Despite having a predominately African-American cast — as well as a black director and writer, Barry Jenkins — the LGBT-themed content of the film could scare away black audiences, which have historically displayed large pockets of intolerance on social issues such as marriage equality, observers say.
Gil Robertson, president of the African-American Film Critics Association, said the drama was met with some resistance — particularly among African-American women — during a screening in Atlanta.
"What you're asking people to do is make a 2-hour commitment to a film that is not about them," Robertson said.
The problem, he added, is that marketers "don't have an understanding of how to reach the black moviegoer" and refuse to put enough African-Americans in marketing roles.
But Robertson also puts some of the blame for black films' failures at the box office on African-American audiences themselves. (Recent offerings such as "Southside With You," "Queen of Katwe" and "The Birth of a Nation" failed to catch on.)
He said black moviegoers often reject quality films because they aren't escapist enough or because they apply standards of "respectability politics" that are impossible to meet.
"The black community continues to say we are underrepresented. But my challenge for the black community is put your money where your mouth is," Robertson added.
Others are hopeful that in the aftermath of President Barack Obama's historic push for same-sex marriage, there has been some steady growth within the black community in support of LGBT rights.
"This may be optimistic, but I don't think because of the content it's going to be hard to market," said BET entertainment editor Clay Cane, who directed the documentary, "Holler If You Hear Me: Black and Gay in the Church," about some African-Americans' faith-based bias against the LGBT community.
"I feel like whether or not they agree or disagree, there's an interest there. I just think that it's a matter of promoting it the right way," he added.
But how do you promote a movie like "Moonlight," which lacks big-name stars, special effects and a plot that can be conveyed in a couple sentences?
As "woke" as some members of the American public purports itself to be, there is still some reticence — even in a liberal bastion like Hollywood — to fully embrace gay romance on screen, and one between two leads of color.
"'Moonlight' doesn't fit the precedent of any film that's come before it," said Awards Circuit editor Clayton Davis, who is a fan of the film and believes it can compete in the Best Picture, Director and Supporting Actress categories at next year's Oscars.
The film, some say, could even end the #OscarsSoWhite rebuke that has plagued Hollywood's highest honor during the past couple of years.

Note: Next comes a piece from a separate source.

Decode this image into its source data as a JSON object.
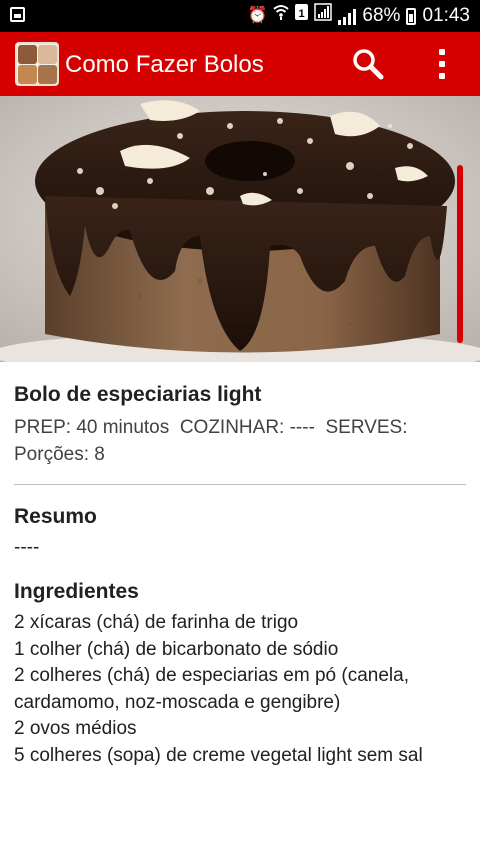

Davis vividly recalls that even 2005's "Brokeback Mountain," which boasted recognizable stars Jake Gyllenhaal and the late Heath Ledger and earned formidable box office success, was rebuffed by some Oscar voters, specifically because of its LGBT content. (It lost Best Picture in 2006 to "Crash.")

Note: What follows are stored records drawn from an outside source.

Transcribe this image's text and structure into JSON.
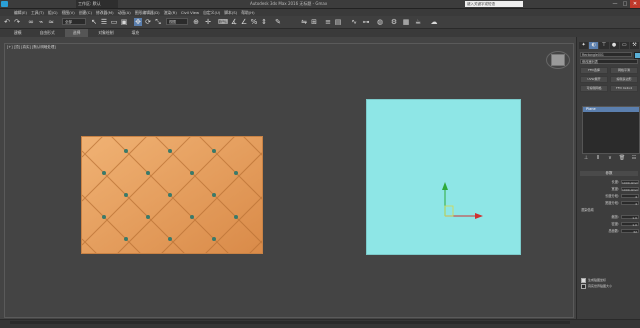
{
  "titlebar": {
    "doc_tab": "工作区: 默认",
    "app_title": "Autodesk 3ds Max 2016    无标题 - Gmax",
    "search_text": "键入关键字或短语",
    "min": "—",
    "max": "□",
    "close": "✕"
  },
  "menubar": {
    "items": [
      "编辑(E)",
      "工具(T)",
      "组(G)",
      "视图(V)",
      "创建(C)",
      "修改器(M)",
      "动画(A)",
      "图形编辑器(D)",
      "渲染(R)",
      "Civil View",
      "自定义(U)",
      "脚本(S)",
      "帮助(H)"
    ]
  },
  "toolbar": {
    "filter_select": "全部",
    "view_select": "视图"
  },
  "ribbon": {
    "tabs": [
      "建模",
      "自由形式",
      "选择",
      "对象绘制",
      "填充"
    ]
  },
  "viewport": {
    "label": "[+] [顶] [真实] [默认明暗处理]"
  },
  "command_panel": {
    "object_name": "Rectangle001",
    "modifier_list": "修改器列表",
    "buttons": [
      "FFD选择",
      "网格平滑",
      "UVW展开",
      "编辑多边形",
      "可编辑网格",
      "FFD 4x4x4"
    ],
    "stack_item": "Plane",
    "rollout_title": "参数",
    "params": [
      {
        "label": "长度:",
        "value": "1000.0mm"
      },
      {
        "label": "宽度:",
        "value": "1000.0mm"
      },
      {
        "label": "长度分段:",
        "value": "4"
      },
      {
        "label": "宽度分段:",
        "value": "4"
      }
    ],
    "render_section": "渲染倍增",
    "render_params": [
      {
        "label": "缩放:",
        "value": "1.0"
      },
      {
        "label": "密度:",
        "value": "1.0"
      },
      {
        "label": "总面数:",
        "value": "32"
      }
    ],
    "checks": [
      {
        "label": "生成贴图坐标",
        "on": true
      },
      {
        "label": "真实世界贴图大小",
        "on": false
      }
    ]
  },
  "colors": {
    "quilt": "#e6a061",
    "plain_panel": "#8ee6e6",
    "accent": "#5b7fae"
  }
}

The Oscars have also yet to fully embrace a film that portrays the LGBT experience in an honest way past straight actors playing LGBT characters, such as Jared Leto in "Dallas Buyers Club" and Hillary Swank in "Boys Don't Cry," Davis said.
"It's easy for (Oscar voters) to market a 'Capote,' which surrounds a murder in a small town, or a film like 'Milk' (about gay politician Harvey Milk) that you know is going to end in an assassination," he added.

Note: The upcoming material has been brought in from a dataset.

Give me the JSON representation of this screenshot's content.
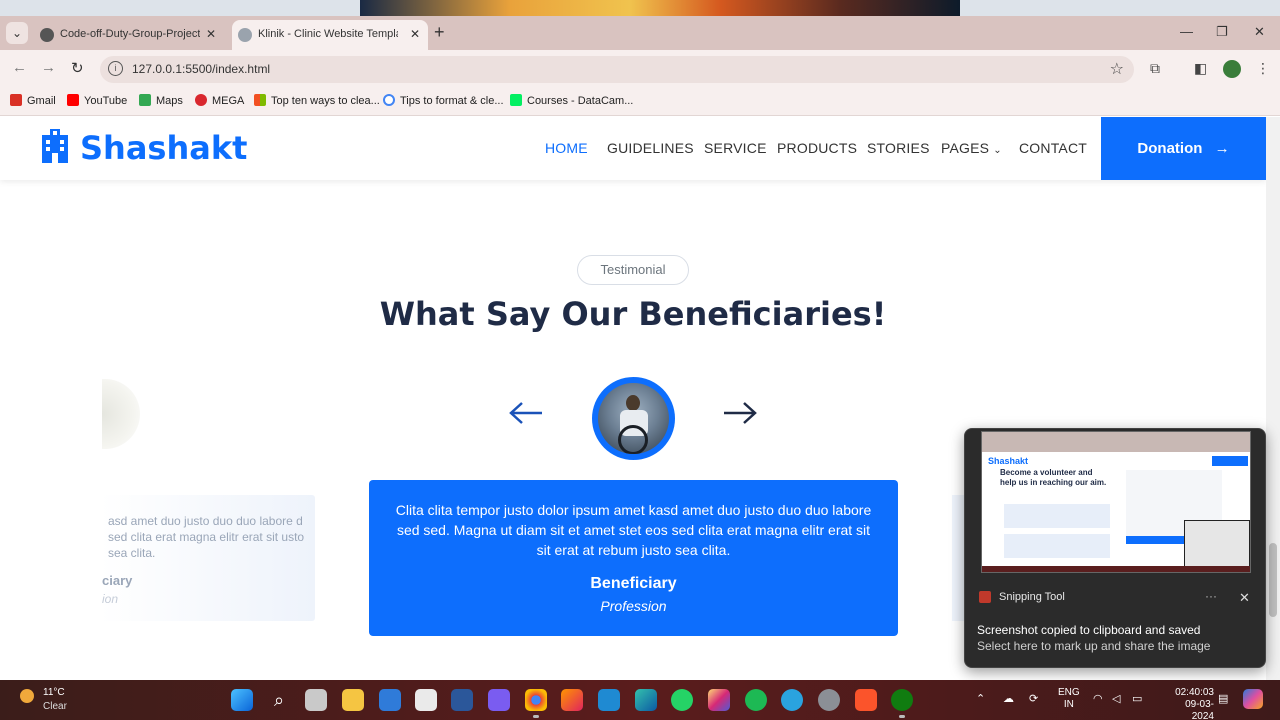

But "Moonlight," Davis said, is "a character study with no real resolution. The title and the trailer don't really tell you what it's about."
From his perspective, it's going to take a combination of critical acclaim and word of mouth to keep "Moonlight" in the conversation come awards time.
As the indie market and awards season continues to shrink, however, limited-release films have to connect with audiences early on and then build a sustainable fan base, said Shawn Robbins, a senior analyst at BoxOfficePro.com.
He believes that although the content of "Moonlight" might make some viewers uncomfortable, it will be broadly appealing because it taps into national conversations about representation and serves "an audience that hasn't been reached."
The movie, Robbins added, could rake in about $100,000 to 200,000 for its opening weekend, which would portend a profitable run for the low-budget indie.
"This looks like the kind of movie that could transcend publicity or sexuality," he said.